2:00am / 1:00am (31st) – TCM – Kwaidan
One of the more famous and lauded horror anthology films, Kwaidan is a set of Japanese ghost stories. I watched and didn’t completely love Kwaidan earlier this year, but I promised myself I’d give it another chance. I was highly distracted the first time.

4:45am / 3:45am (31st) – TCM – Spirits of the Dead
I haven’t heard of this film, but I looked it up, and it’s an anthology film of Edgar Allan Poe stories directed by Federico Fellini, Louis Malle, and Roger Vadim. I know, right?! So I have to check that out.

Friday, Oct 31

7:30am / 6:30am – TCM – Cat People
In case you missed it during the Val Lewton festival last week.

Saturday, Nov 1

2:00pm / 1:00pm – TCM – 2001: A Space Odyssey
In case you missed it last week. Wow, lots of repeats, TCM. What’s up with that?

6:15pm / 5:15pm – TCM – Forbidden Planet
What’s better than Shakespeare’s The Tempest? Why, a science fiction The Tempest set on a planet run by a maverick genius, his robot, and his daughter, of course. Okay, Forbidden Planet isn’t really better than The Tempest, but it is an interesting take on the play, and an obvious influence on the original Star Trek.

10:15pm / 9:15pm – TCM – A Star is Born (1954)
After four years away from the screen trying to recover from depression and addiction, Judy Garland returned for this film of a singer/actress getting her big break in show business just as her actor husband’s career is falling off the rails. Along the way, she belts “The Man That Got Away” and other great tunes that define her late career. (The 1937 non-musical version of the film with Janet Gaynor and Fredric March is also worth watching; I couldn’t say about the 1976 version with Barbra Streisand and Kris Kristofferson, because I have not yet personally found it worth watching.)

1:15am / 12:15am (2nd) – TCM – All About Eve
The ultimate backstage drama. Superfan Eve Harrington (Anne Baxter) worms her way into working for Broadway diva Margo Channing (Bette Davis), but she really aims to replace her. The superb supporting cast includes Celeste Holm, Gary Merrill, George Sanders, Thelma Ritter, and a young Marilyn Monroe, all spouting crackling dialogue by Joseph L. Mankiewicz.

Sunday, Nov. 2

6:00pm / 5:00pm – TCM – Gigi
Vincente Minnelli’s Oscar-winning musical seeks to answer the age-old question – can a Parisian playboy marry for love?

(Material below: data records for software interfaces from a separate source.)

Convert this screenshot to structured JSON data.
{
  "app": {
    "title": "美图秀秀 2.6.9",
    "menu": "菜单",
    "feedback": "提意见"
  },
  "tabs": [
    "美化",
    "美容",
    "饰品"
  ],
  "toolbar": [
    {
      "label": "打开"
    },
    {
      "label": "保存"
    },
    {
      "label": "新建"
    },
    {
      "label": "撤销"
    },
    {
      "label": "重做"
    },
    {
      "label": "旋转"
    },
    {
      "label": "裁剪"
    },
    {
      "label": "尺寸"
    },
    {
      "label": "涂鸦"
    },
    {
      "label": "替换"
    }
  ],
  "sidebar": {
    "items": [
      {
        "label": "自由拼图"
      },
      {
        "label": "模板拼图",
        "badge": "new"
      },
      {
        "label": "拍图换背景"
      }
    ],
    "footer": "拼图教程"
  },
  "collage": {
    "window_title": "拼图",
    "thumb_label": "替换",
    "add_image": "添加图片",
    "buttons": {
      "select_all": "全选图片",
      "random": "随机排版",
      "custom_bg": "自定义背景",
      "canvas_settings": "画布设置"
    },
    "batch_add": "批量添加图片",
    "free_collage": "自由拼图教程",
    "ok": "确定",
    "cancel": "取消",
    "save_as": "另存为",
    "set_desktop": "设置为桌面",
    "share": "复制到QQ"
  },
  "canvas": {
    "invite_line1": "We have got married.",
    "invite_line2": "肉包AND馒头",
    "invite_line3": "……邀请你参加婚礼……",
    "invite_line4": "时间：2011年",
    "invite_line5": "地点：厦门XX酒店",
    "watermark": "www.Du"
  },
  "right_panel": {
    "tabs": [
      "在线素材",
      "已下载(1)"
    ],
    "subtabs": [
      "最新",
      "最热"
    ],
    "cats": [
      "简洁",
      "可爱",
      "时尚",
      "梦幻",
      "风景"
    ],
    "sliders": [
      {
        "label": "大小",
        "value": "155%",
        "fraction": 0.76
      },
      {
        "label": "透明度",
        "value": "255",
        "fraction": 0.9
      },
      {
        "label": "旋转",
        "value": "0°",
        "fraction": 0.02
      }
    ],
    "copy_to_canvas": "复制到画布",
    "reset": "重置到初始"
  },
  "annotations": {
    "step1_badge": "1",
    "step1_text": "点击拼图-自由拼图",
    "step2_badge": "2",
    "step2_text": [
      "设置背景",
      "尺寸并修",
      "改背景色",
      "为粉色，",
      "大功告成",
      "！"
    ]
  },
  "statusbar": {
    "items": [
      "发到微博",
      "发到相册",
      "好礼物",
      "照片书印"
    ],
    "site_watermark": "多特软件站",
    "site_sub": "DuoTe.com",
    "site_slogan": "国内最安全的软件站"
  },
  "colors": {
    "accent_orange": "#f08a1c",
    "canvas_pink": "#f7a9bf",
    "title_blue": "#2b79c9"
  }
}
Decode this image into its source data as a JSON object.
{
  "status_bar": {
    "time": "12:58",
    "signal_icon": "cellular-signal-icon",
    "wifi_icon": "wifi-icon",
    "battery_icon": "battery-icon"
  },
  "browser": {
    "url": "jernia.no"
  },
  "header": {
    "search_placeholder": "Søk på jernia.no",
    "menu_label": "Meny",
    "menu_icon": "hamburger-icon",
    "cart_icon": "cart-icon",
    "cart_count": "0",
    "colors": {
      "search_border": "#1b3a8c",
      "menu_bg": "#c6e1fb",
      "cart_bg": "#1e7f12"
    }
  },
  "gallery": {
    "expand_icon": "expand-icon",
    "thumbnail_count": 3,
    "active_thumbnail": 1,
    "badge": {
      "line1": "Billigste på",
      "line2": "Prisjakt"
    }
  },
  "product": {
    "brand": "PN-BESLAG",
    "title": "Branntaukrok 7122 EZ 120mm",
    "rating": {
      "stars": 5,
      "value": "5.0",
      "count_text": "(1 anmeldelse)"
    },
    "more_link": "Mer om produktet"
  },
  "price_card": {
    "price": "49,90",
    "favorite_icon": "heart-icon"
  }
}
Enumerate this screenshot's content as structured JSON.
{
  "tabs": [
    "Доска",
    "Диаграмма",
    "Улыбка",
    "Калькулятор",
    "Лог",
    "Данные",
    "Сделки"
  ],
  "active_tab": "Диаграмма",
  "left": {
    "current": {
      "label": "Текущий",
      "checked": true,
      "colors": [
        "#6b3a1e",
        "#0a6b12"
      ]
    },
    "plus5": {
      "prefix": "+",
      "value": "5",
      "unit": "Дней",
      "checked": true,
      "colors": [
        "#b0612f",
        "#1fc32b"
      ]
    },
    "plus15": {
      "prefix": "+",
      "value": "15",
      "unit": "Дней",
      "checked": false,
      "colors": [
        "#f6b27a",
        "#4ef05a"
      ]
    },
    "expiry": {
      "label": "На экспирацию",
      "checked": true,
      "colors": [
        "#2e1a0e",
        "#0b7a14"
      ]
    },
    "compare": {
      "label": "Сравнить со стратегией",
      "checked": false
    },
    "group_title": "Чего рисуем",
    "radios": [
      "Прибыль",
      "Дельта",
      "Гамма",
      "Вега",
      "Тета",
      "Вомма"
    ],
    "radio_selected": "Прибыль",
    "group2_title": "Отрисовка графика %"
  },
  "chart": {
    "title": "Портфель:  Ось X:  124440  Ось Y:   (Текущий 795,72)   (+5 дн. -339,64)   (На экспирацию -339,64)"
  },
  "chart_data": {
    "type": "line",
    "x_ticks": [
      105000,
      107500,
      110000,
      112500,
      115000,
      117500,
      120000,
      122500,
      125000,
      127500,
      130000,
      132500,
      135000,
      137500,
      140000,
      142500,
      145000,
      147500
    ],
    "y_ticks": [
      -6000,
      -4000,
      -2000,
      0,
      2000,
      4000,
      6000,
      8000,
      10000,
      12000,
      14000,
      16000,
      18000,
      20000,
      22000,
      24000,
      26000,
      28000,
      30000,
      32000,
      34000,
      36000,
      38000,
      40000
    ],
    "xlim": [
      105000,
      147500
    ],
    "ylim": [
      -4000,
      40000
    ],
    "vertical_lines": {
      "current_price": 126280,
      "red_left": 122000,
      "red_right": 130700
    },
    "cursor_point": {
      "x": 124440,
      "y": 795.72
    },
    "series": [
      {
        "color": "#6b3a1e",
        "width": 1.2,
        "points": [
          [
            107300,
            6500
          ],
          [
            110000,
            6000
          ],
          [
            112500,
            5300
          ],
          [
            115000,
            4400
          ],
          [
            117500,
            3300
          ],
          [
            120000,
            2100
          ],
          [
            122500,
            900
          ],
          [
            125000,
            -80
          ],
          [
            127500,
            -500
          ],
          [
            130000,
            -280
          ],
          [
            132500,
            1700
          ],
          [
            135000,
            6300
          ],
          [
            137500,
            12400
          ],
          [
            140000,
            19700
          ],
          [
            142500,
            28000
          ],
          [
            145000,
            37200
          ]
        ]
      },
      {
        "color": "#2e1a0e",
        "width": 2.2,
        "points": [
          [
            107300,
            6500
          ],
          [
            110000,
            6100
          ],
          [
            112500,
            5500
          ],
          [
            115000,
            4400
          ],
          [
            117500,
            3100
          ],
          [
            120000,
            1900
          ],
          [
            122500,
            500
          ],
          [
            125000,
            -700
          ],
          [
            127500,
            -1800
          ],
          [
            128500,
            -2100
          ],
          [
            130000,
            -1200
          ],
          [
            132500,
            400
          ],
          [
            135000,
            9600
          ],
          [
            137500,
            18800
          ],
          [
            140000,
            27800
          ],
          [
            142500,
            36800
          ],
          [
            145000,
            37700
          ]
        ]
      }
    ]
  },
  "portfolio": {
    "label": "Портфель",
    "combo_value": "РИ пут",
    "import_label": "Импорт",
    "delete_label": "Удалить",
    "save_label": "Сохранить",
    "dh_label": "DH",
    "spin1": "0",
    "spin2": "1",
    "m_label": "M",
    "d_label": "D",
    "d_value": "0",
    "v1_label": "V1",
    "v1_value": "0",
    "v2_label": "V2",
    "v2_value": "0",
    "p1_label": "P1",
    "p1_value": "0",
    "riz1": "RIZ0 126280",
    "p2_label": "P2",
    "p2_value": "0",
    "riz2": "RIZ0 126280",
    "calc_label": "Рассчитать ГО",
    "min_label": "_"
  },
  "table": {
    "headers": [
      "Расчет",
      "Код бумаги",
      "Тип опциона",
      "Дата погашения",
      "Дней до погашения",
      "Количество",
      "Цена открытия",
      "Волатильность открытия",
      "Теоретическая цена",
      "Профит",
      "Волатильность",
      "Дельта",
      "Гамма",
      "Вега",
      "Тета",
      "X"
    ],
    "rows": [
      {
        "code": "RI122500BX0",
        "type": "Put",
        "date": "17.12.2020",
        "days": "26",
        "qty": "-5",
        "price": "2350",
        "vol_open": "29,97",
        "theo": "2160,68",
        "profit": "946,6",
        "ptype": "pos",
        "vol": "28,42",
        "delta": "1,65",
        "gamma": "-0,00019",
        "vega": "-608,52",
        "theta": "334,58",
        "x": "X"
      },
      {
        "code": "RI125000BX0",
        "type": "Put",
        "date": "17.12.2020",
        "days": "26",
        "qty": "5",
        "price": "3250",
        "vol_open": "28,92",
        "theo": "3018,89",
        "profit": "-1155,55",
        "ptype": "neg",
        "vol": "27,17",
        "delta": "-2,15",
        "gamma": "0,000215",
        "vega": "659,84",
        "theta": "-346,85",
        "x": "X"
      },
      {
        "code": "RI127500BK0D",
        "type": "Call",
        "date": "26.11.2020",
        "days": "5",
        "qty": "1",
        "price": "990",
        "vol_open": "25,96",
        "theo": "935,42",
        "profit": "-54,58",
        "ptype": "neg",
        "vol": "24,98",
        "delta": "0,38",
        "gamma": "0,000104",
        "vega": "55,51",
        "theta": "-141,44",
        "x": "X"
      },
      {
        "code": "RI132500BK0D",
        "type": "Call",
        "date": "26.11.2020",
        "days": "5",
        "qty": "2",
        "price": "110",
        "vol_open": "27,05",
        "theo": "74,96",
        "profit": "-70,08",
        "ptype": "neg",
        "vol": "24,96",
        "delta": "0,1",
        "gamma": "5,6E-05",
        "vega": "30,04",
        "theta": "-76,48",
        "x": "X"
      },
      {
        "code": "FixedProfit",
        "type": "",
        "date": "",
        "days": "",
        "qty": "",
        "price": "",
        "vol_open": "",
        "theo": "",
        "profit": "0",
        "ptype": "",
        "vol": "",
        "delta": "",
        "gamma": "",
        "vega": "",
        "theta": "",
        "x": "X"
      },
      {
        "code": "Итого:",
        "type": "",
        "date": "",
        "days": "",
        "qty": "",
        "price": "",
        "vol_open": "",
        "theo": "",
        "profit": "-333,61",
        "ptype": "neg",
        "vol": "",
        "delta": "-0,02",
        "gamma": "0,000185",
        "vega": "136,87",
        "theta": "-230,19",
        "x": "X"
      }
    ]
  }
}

This is quite a mature-themed musical, focusing as it does on Louis Jourdan’s intent to make Leslie Caron his mistress rather than his wife, not to mention Maurice Chevalier’s slightly disturbing rendition of “Thank Heaven for Little Girls,” but it has many rewards in a wonderful score and beautiful art direction. You just may not want to make it family movie night.

8:00pm / 7:00pm – TCM – All the President’s Men
The Watergate scandal becomes a follow-the-money mystery of investigative reporting by main characters Bernstein and Woodward of the Washington Post. Great filmmaking, and tour de force performances from Robert Redford and Dustin Hoffman as the rookie/outcast reporters who earn their stripes on the story of the decade.